Types of Deferred Annuities

  • Fixed Annuities: Promise a specific, guaranteed rate of return.
  • Indexed Annuities: Provide returns based on the performance of a market index.
  • Variable Annuities: Depend on the performance of selected mutual funds or sub-accounts.

Strategic Considerations

Deferred annuities should be considered long-term investments because they are less liquid than, for example, mutual funds purchased outside of an annuity.

Most annuity contracts put strict limits on withdrawals, such as allowing just one per year. Withdrawals may also be subject to surrender fees charged by the insurer. In addition, if the account holder is under age 59½, they will generally face a 10% tax penalty on the amount of the withdrawal. That’s on top of the income tax they have to pay on the withdrawal. Before purchasing an annuity, buyers should make sure they have enough money in a liquid emergency fund.

Buyers should also be aware that annuities often have high fees, compared with other types of retirement investments. Fees can also vary widely from one insurance company to another, so it pays to shop around.

Finally, deferred annuities often include a death benefit component. If the owner dies while the annuity is still in its accumulation phase, their heirs may receive some or all of the account’s value. If the annuity has entered the payout phase, however, the insurer may simply keep the remaining money unless the contract includes a provision to continue paying benefits to the owner’s heirs for a certain number of years.

Related Terms: Immediate Annuity, Fixed Annuity, Indexed Annuity, Variable Annuity, Accumulation Phase, Payout Phase, Liquidity, Surrender Fee, Death Benefit.


  1. Internal Revenue Service. “Topic No. 558 Additional Tax on Early Distributions From Retirement Plans Other Than IRAs”.
  2. Financial Industry Regulatory Authority (FINRA). “Annuities”.

Get ready to put your knowledge to the test with this intriguing quiz!

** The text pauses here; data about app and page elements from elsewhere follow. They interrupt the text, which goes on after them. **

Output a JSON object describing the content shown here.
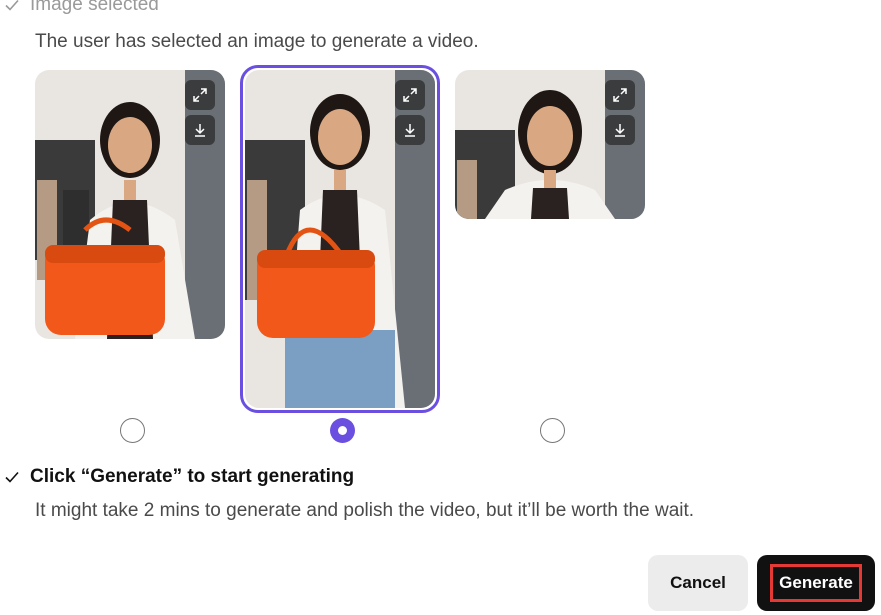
{
  "step1": {
    "title": "Image selected",
    "description": "The user has selected an image to generate a video."
  },
  "images": [
    {
      "id": "image-1",
      "selected": false,
      "icons": [
        "expand-icon",
        "download-icon"
      ]
    },
    {
      "id": "image-2",
      "selected": true,
      "icons": [
        "expand-icon",
        "download-icon"
      ]
    },
    {
      "id": "image-3",
      "selected": false,
      "icons": [
        "expand-icon",
        "download-icon"
      ]
    }
  ],
  "step2": {
    "title": "Click “Generate” to start generating",
    "description": "It might take 2 mins to generate and polish the video, but it’ll be worth the wait."
  },
  "buttons": {
    "cancel": "Cancel",
    "generate": "Generate"
  },
  "colors": {
    "accent": "#6b4fe0",
    "highlight": "#e53935",
    "bag": "#f2581a"
  }
}
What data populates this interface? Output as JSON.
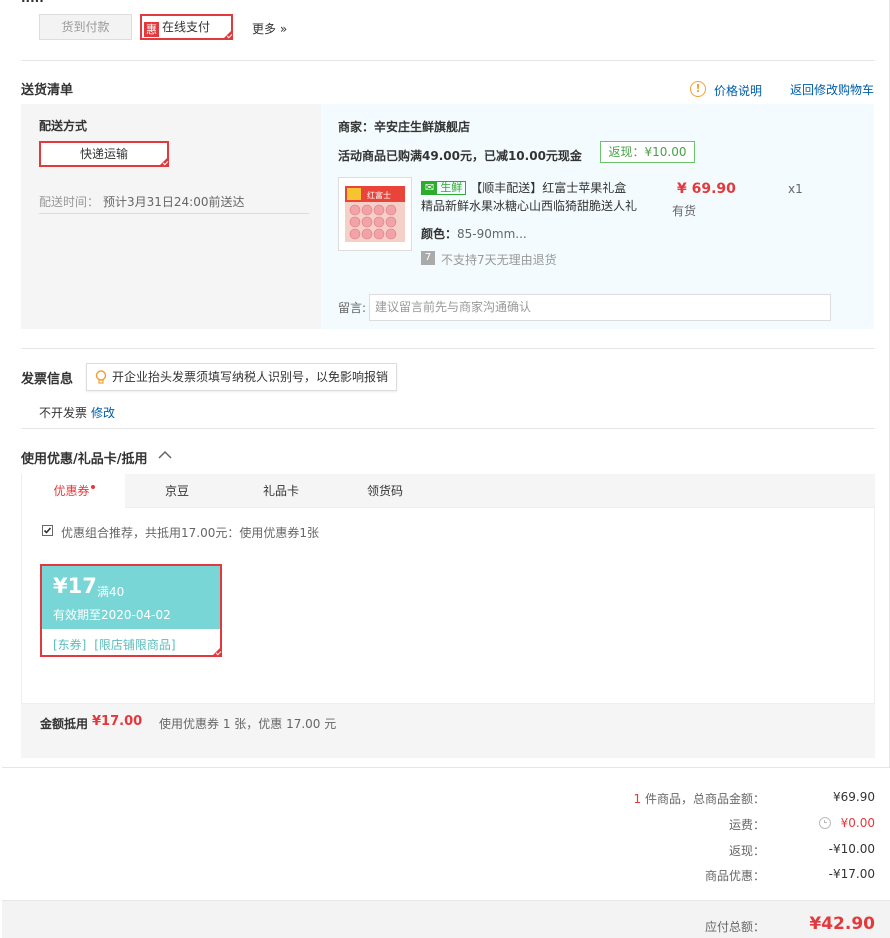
{
  "payment": {
    "cod_label": "货到付款",
    "online_icon": "惠",
    "online_label": "在线支付",
    "more_label": "更多 »"
  },
  "delivery": {
    "title": "送货清单",
    "price_note_label": "价格说明",
    "back_to_cart_label": "返回修改购物车",
    "method_title": "配送方式",
    "method_button": "快递运输",
    "time_label": "配送时间：",
    "time_value": "预计3月31日24:00前送达"
  },
  "order": {
    "merchant_label": "商家：辛安庄生鲜旗舰店",
    "promo_text": "活动商品已购满49.00元，已减10.00元现金",
    "rebate_badge": "返现：¥10.00",
    "product": {
      "fresh_tag_icon": "✉",
      "fresh_tag_text": "生鲜",
      "title_line1": "【顺丰配送】红富士苹果礼盒",
      "title_line2": "精品新鲜水果冰糖心山西临猗甜脆送人礼",
      "color_label": "颜色：",
      "color_value": "85-90mm...",
      "return_icon": "7",
      "return_text": "不支持7天无理由退货",
      "price": "¥ 69.90",
      "stock": "有货",
      "qty": "x1",
      "image_text": "红富士"
    },
    "memo_label": "留言:",
    "memo_placeholder": "建议留言前先与商家沟通确认"
  },
  "invoice": {
    "title": "发票信息",
    "tip": "开企业抬头发票须填写纳税人识别号，以免影响报销",
    "status": "不开发票",
    "edit_label": "修改"
  },
  "discount": {
    "title": "使用优惠/礼品卡/抵用",
    "tabs": [
      "优惠券",
      "京豆",
      "礼品卡",
      "领货码"
    ],
    "recommend_text": "优惠组合推荐，共抵用17.00元：使用优惠券1张",
    "coupon": {
      "amount": "¥17",
      "condition": "满40",
      "expiry": "有效期至2020-04-02",
      "tag1": "[东券]",
      "tag2": "[限店铺限商品]"
    },
    "summary_label": "金额抵用",
    "summary_amount": "¥17.00",
    "summary_detail": "使用优惠券 1 张，优惠 17.00 元"
  },
  "totals": {
    "count": "1",
    "count_suffix": "件商品，总商品金额：",
    "goods_total": "¥69.90",
    "shipping_label": "运费：",
    "shipping_value": "¥0.00",
    "rebate_label": "返现：",
    "rebate_value": "-¥10.00",
    "coupon_label": "商品优惠：",
    "coupon_value": "-¥17.00",
    "payable_label": "应付总额：",
    "payable_value": "¥42.90"
  },
  "colors": {
    "accent_red": "#e4393c",
    "link_blue": "#005ea7",
    "coupon_teal": "#79d6d6",
    "fresh_green": "#2dab2d"
  }
}
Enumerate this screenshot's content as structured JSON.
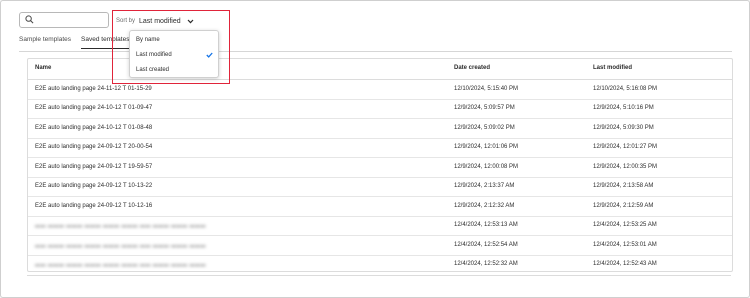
{
  "search": {
    "placeholder": ""
  },
  "sort": {
    "label": "Sort by",
    "value": "Last modified"
  },
  "tabs": [
    {
      "label": "Sample templates",
      "active": false
    },
    {
      "label": "Saved templates",
      "active": true
    }
  ],
  "table": {
    "columns": [
      "Name",
      "Date created",
      "Last modified"
    ],
    "rows": [
      {
        "name": "E2E auto landing page 24-11-12 T 01-15-29",
        "created": "12/10/2024, 5:15:40 PM",
        "modified": "12/10/2024, 5:16:08 PM"
      },
      {
        "name": "E2E auto landing page 24-10-12 T 01-09-47",
        "created": "12/9/2024, 5:09:57 PM",
        "modified": "12/9/2024, 5:10:16 PM"
      },
      {
        "name": "E2E auto landing page 24-10-12 T 01-08-48",
        "created": "12/9/2024, 5:09:02 PM",
        "modified": "12/9/2024, 5:09:30 PM"
      },
      {
        "name": "E2E auto landing page 24-09-12 T 20-00-54",
        "created": "12/9/2024, 12:01:06 PM",
        "modified": "12/9/2024, 12:01:27 PM"
      },
      {
        "name": "E2E auto landing page 24-09-12 T 19-59-57",
        "created": "12/9/2024, 12:00:08 PM",
        "modified": "12/9/2024, 12:00:35 PM"
      },
      {
        "name": "E2E auto landing page 24-09-12 T 10-13-22",
        "created": "12/9/2024, 2:13:37 AM",
        "modified": "12/9/2024, 2:13:58 AM"
      },
      {
        "name": "E2E auto landing page 24-09-12 T 10-12-16",
        "created": "12/9/2024, 2:12:32 AM",
        "modified": "12/9/2024, 2:12:59 AM"
      },
      {
        "name": "",
        "created": "12/4/2024, 12:53:13 AM",
        "modified": "12/4/2024, 12:53:25 AM"
      },
      {
        "name": "",
        "created": "12/4/2024, 12:52:54 AM",
        "modified": "12/4/2024, 12:53:01 AM"
      },
      {
        "name": "",
        "created": "12/4/2024, 12:52:32 AM",
        "modified": "12/4/2024, 12:52:43 AM"
      }
    ]
  },
  "dropdown": {
    "options": [
      {
        "label": "By name",
        "selected": false
      },
      {
        "label": "Last modified",
        "selected": true
      },
      {
        "label": "Last created",
        "selected": false
      }
    ]
  },
  "colors": {
    "accent": "#1473e6",
    "highlight": "#e0243a"
  },
  "icons": {
    "search": "search-icon",
    "sort_chevron": "chevron-down-icon",
    "selected": "checkmark-icon"
  }
}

--- primaryColor: 'rgb(121, 82, 179)' secondaryColor: '#DDDDDD' textColor: black shuffle_questions: true --- ## What is a deferred annuity? - [x] An insurance contract designed to provide payments at a later date - [ ] An immediate cash payout from an insurance policy - [ ] A type of life insurance policy - [ ] A form of pension plan offered by employers ## Which of the following is a characteristic of a deferred annuity? - [x] Accumulation phase where funds grow tax-deferred - [ ] Immediate disbursement of funds upon deposit - [ ] Mandatory withdrawal before the age of 59.5 - [ ] Contributions are tax-deductible ## When does the payout phase in a deferred annuity typically begin? - [ ] Immediately upon purchase - [ ] On the policyholder's death - [x] At a future date selected by the policyholder - [ ] At the end of each calendar year ## Which type of deferred annuity allows for investments in variable sub-accounts? - [ ] Fixed annuity - [ ] Immediate annuity - [x] Variable annuity - [ ] Indexed annuity ## What are tax implications of the growth in a deferred annuity? - [ ] Gains are taxed annually - [ ] Gains are tax-free - [x] Gains are tax-deferred until withdrawal - [ ] Gains are taxed at a fixed rate ## What is an advantage of a deferred annuity? - [ ] Guaranteed immediate income - [x] Potential for tax-deferred growth - [ ] Mandatory annuitization after contribution - [ ] No penalties for early withdrawal ## Are there any penalties for early withdrawals from a deferred annuity prior to age 59.5? - [x] Yes, a 10% IRS penalty applies - [ ] No, you can withdraw anytime without penalties - [ ] Only for variable annuities, not fixed ones - [ ] Only for withdrawals exceeding contributions ## Which of the following phases comes after the accumulation phase in a deferred annuity? - [x] Distribution phase - [ ] Liquidation phase - [ ] Conception phase - [ ] Savings phase ## How is the surrender period related to a deferred annuity? - [ ] It does not apply to annuities - [x] It's a timeframe when withdrawal penalties may apply - [ ] It denotes the period payouts begin - [ ] It refers to the age at which annuity contributions must stop ## Can a deferred annuity be converted to immediate annuity payouts? - [ ] No, it's not allowed - [x] Yes, during or after the accumulation phase - [ ] Only if the annuitant is over 70 years old - [ ] Yes, but only with fixed annuities